- _DIRECTIONS_
The expected output is every entry, repeated exactly.

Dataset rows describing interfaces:
= = = = = = =

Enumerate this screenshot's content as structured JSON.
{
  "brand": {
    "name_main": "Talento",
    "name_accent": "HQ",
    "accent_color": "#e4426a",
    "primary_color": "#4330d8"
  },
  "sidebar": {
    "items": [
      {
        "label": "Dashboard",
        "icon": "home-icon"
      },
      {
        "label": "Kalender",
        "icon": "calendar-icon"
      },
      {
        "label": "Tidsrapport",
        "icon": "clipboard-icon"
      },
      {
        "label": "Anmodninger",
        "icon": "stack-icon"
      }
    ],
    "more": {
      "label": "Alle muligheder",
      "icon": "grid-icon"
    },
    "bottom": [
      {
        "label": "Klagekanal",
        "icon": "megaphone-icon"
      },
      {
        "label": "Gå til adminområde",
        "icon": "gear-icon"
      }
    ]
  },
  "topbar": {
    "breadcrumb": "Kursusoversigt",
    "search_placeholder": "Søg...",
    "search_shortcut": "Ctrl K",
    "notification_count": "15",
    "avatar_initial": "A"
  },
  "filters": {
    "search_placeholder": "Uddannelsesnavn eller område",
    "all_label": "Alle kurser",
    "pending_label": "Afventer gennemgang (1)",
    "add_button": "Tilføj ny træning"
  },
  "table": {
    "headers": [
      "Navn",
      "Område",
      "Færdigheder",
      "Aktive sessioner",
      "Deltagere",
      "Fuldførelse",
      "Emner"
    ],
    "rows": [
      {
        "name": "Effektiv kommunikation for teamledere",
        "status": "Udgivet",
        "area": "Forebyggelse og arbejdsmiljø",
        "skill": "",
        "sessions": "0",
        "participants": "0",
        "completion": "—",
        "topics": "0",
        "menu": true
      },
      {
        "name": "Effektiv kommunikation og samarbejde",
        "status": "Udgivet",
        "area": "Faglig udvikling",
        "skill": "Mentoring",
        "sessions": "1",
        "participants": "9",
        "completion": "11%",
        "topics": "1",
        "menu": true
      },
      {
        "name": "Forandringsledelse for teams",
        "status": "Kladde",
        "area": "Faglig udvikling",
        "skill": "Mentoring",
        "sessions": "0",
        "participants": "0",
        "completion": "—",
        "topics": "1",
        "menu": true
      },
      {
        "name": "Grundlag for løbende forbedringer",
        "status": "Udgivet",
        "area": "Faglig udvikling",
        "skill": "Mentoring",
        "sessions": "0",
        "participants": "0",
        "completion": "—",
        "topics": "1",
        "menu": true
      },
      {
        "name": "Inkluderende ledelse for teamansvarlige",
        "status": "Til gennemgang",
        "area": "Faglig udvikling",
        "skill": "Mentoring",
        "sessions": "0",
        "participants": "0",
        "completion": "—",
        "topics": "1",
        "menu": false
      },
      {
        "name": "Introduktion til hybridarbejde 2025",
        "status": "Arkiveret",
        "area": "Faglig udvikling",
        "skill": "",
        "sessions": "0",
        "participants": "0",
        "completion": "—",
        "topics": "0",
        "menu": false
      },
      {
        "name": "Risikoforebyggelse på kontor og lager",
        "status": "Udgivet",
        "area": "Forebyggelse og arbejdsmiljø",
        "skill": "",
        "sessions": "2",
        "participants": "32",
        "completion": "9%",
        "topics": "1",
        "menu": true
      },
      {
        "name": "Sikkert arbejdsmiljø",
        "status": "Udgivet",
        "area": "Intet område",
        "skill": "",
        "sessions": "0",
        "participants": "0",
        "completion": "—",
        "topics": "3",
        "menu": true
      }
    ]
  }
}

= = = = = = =

- _RESPONSE FOR THIS EXERCISE_
Enumerate this screenshot's content as structured JSON.
{
  "brand": {
    "name_main": "Talento",
    "name_accent": "HQ",
    "accent_color": "#e4426a",
    "primary_color": "#4330d8"
  },
  "sidebar": {
    "items": [
      {
        "label": "Dashboard",
        "icon": "home-icon"
      },
      {
        "label": "Kalender",
        "icon": "calendar-icon"
      },
      {
        "label": "Tidsrapport",
        "icon": "clipboard-icon"
      },
      {
        "label": "Anmodninger",
        "icon": "stack-icon"
      }
    ],
    "more": {
      "label": "Alle muligheder",
      "icon": "grid-icon"
    },
    "bottom": [
      {
        "label": "Klagekanal",
        "icon": "megaphone-icon"
      },
      {
        "label": "Gå til adminområde",
        "icon": "gear-icon"
      }
    ]
  },
  "topbar": {
    "breadcrumb": "Kursusoversigt",
    "search_placeholder": "Søg...",
    "search_shortcut": "Ctrl K",
    "notification_count": "15",
    "avatar_initial": "A"
  },
  "filters": {
    "search_placeholder": "Uddannelsesnavn eller område",
    "all_label": "Alle kurser",
    "pending_label": "Afventer gennemgang (1)",
    "add_button": "Tilføj ny træning"
  },
  "table": {
    "headers": [
      "Navn",
      "Område",
      "Færdigheder",
      "Aktive sessioner",
      "Deltagere",
      "Fuldførelse",
      "Emner"
    ],
    "rows": [
      {
        "name": "Effektiv kommunikation for teamledere",
        "status": "Udgivet",
        "area": "Forebyggelse og arbejdsmiljø",
        "skill": "",
        "sessions": "0",
        "participants": "0",
        "completion": "—",
        "topics": "0",
        "menu": true
      },
      {
        "name": "Effektiv kommunikation og samarbejde",
        "status": "Udgivet",
        "area": "Faglig udvikling",
        "skill": "Mentoring",
        "sessions": "1",
        "participants": "9",
        "completion": "11%",
        "topics": "1",
        "menu": true
      },
      {
        "name": "Forandringsledelse for teams",
        "status": "Kladde",
        "area": "Faglig udvikling",
        "skill": "Mentoring",
        "sessions": "0",
        "participants": "0",
        "completion": "—",
        "topics": "1",
        "menu": true
      },
      {
        "name": "Grundlag for løbende forbedringer",
        "status": "Udgivet",
        "area": "Faglig udvikling",
        "skill": "Mentoring",
        "sessions": "0",
        "participants": "0",
        "completion": "—",
        "topics": "1",
        "menu": true
      },
      {
        "name": "Inkluderende ledelse for teamansvarlige",
        "status": "Til gennemgang",
        "area": "Faglig udvikling",
        "skill": "Mentoring",
        "sessions": "0",
        "participants": "0",
        "completion": "—",
        "topics": "1",
        "menu": false
      },
      {
        "name": "Introduktion til hybridarbejde 2025",
        "status": "Arkiveret",
        "area": "Faglig udvikling",
        "skill": "",
        "sessions": "0",
        "participants": "0",
        "completion": "—",
        "topics": "0",
        "menu": false
      },
      {
        "name": "Risikoforebyggelse på kontor og lager",
        "status": "Udgivet",
        "area": "Forebyggelse og arbejdsmiljø",
        "skill": "",
        "sessions": "2",
        "participants": "32",
        "completion": "9%",
        "topics": "1",
        "menu": true
      },
      {
        "name": "Sikkert arbejdsmiljø",
        "status": "Udgivet",
        "area": "Intet område",
        "skill": "",
        "sessions": "0",
        "participants": "0",
        "completion": "—",
        "topics": "3",
        "menu": true
      }
    ]
  }
}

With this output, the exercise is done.